Using certain items proved you were “in” or “in the know”. Hiking boots were no exception. Like other gear, hiking boots signaled to everyone else on and off the trail exactly what club you were in.
If you think about it, it is still pretty much the same today.
A lot of times I can spot another hiker or backpacker with little effort. It could be that they have a certain kind of backpack. Or that they are wearing well-worn boots.
It might be that they have certain park stickers on their car.
It’s a natural part of human dress and cultural identity. I mean, the trend even has a scientific name!
So Here’s My Theory on Why hiking Boots Have Red Laces
First, a disclaimer: This is my theory, based on my recent research. “Theory” means that I’m giving this my best guess considering everything I have learned.
So why do hiking boots have red laces?
My best guess is that early manufacturers put red laces on their boots to distinguish them as “hiking boots” rather than work boots. Boots pretty much looked the same back then and it could have been a way to market them as being different and, somehow, better.
This may have been justified by saying that the red laces were more visible, or easier to find in the dark, as some folks have theorized.
But at some point, it became standard for hiking boot manufacturers to sell their boots with red laces.
As specialized companies started making boots special for hiking, the red laces became the standard of hiking fashion in the ’60s, ’70s and ’80s. It was a rare pair of boots that didn’t have red laces back then.
My theory is this…
As the hiking boot industry grew, and hiking culture grew with it, having red laces became part of the “uniform” for hikers.
Maybe red laces were not quite a status symbol, but a signal that your boots were not made just for walking or working, but that you were a hiker.
Over a few decades, red laces became part of the hiking culture.
That is why, even now, hiking boots are often sold with red laces. And if your new boots do not come with red laces, you can buy them and switch them out.
👉Related Post: Low Cut Vs Mid Cut Hiking Boots – Choosing The Best For You
So There You Have It…
I guess a theory is better than nothing, right?
It would be quite a project to get in touch with the first hiking boot manufacturers and see if they have documented anywhere in their company histories why they chose red laces for their boots.
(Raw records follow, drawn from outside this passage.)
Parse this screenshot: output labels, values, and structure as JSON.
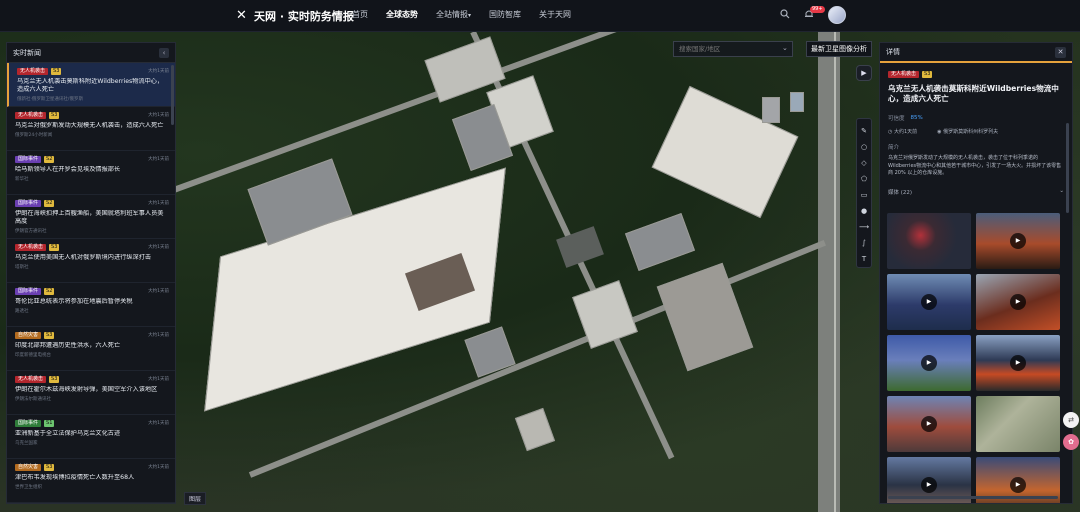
{
  "app": {
    "logo_text": "天网 · 实时防务情报"
  },
  "nav": [
    "首页",
    "全球态势",
    "全站情报",
    "国防智库",
    "关于天网"
  ],
  "nav_caret": "▾",
  "notifications": {
    "badge": "99+"
  },
  "left_panel": {
    "title": "实时新闻",
    "items": [
      {
        "tag": "无人机袭击",
        "tag_color": "red",
        "score": "S3",
        "time": "大约1天前",
        "title": "乌克兰无人机袭击莫斯科附近Wildberries物流中心，造成六人死亡",
        "source": "俄新社·俄罗斯卫星通讯社/俄罗斯"
      },
      {
        "tag": "无人机袭击",
        "tag_color": "red",
        "score": "S3",
        "time": "大约1天前",
        "title": "乌克兰对俄罗斯发动大规模无人机袭击，造成六人死亡",
        "source": "俄罗斯24小时新闻"
      },
      {
        "tag": "国际事件",
        "tag_color": "purple",
        "score": "S2",
        "time": "大约1天前",
        "title": "哈马斯领导人在开罗会见埃及情报部长",
        "source": "新华社"
      },
      {
        "tag": "国际事件",
        "tag_color": "purple",
        "score": "S2",
        "time": "大约1天前",
        "title": "伊朗在海峡扣押上百艘渔船，美国就塔利班军事人员美高度",
        "source": "伊朗官方通讯社"
      },
      {
        "tag": "无人机袭击",
        "tag_color": "red",
        "score": "S3",
        "time": "大约1天前",
        "title": "乌克兰使用美国无人机对俄罗斯境内进行纵深打击",
        "source": "塔斯社"
      },
      {
        "tag": "国际事件",
        "tag_color": "purple",
        "score": "S2",
        "time": "大约1天前",
        "title": "哥伦比亚总统表示将参加在地震后暂停关税",
        "source": "路透社"
      },
      {
        "tag": "自然灾害",
        "tag_color": "orange",
        "score": "S3",
        "time": "大约1天前",
        "title": "印度北部邦遭遇历史性洪水，六人死亡",
        "source": "印度新德里电视台"
      },
      {
        "tag": "无人机袭击",
        "tag_color": "red",
        "score": "S3",
        "time": "大约1天前",
        "title": "伊朗在霍尔木兹海峡发射导弹，美国空军介入该地区",
        "source": "伊朗法尔斯通讯社"
      },
      {
        "tag": "国际事件",
        "tag_color": "green",
        "score": "S1",
        "time": "大约1天前",
        "title": "亚洲新基于全立法保护乌克兰文化古迹",
        "source": "乌克兰国家"
      },
      {
        "tag": "自然灾害",
        "tag_color": "orange",
        "score": "S3",
        "time": "大约1天前",
        "title": "津巴布韦发现埃博拉疫情死亡人数升至68人",
        "source": "世界卫生组织"
      }
    ]
  },
  "legend_button": "图层",
  "search": {
    "placeholder": "搜索国家/地区"
  },
  "satellite_button": "最新卫星图像分析",
  "play_icon": "▶",
  "tools": [
    "✎",
    "○",
    "◇",
    "⬠",
    "▭",
    "●",
    "⟶",
    "∫",
    "T"
  ],
  "right_panel": {
    "title": "详情",
    "tag": "无人机袭击",
    "score": "S3",
    "headline": "乌克兰无人机袭击莫斯科附近Wildberries物流中心，造成六人死亡",
    "credibility_label": "可信度",
    "credibility_value": "85%",
    "time": "大约1天前",
    "location": "俄罗斯莫斯科州科罗列夫",
    "summary_label": "简介",
    "summary": "乌克兰对俄罗斯发动了大规模的无人机袭击，袭击了位于科列季诺的Wildberries物流中心和其他若干城市中心，引发了一场大火。并损坏了该零售商 20% 以上的仓库设施。",
    "media_label": "媒体 (22)",
    "media_chevron": "⌄"
  },
  "icons": {
    "search": "search-icon",
    "bell": "bell-icon",
    "close": "close-icon",
    "collapse": "chevron-left-icon"
  }
}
I challenge the hiking community to delve deeper into this question to see if we can clear up this mystery once and for all!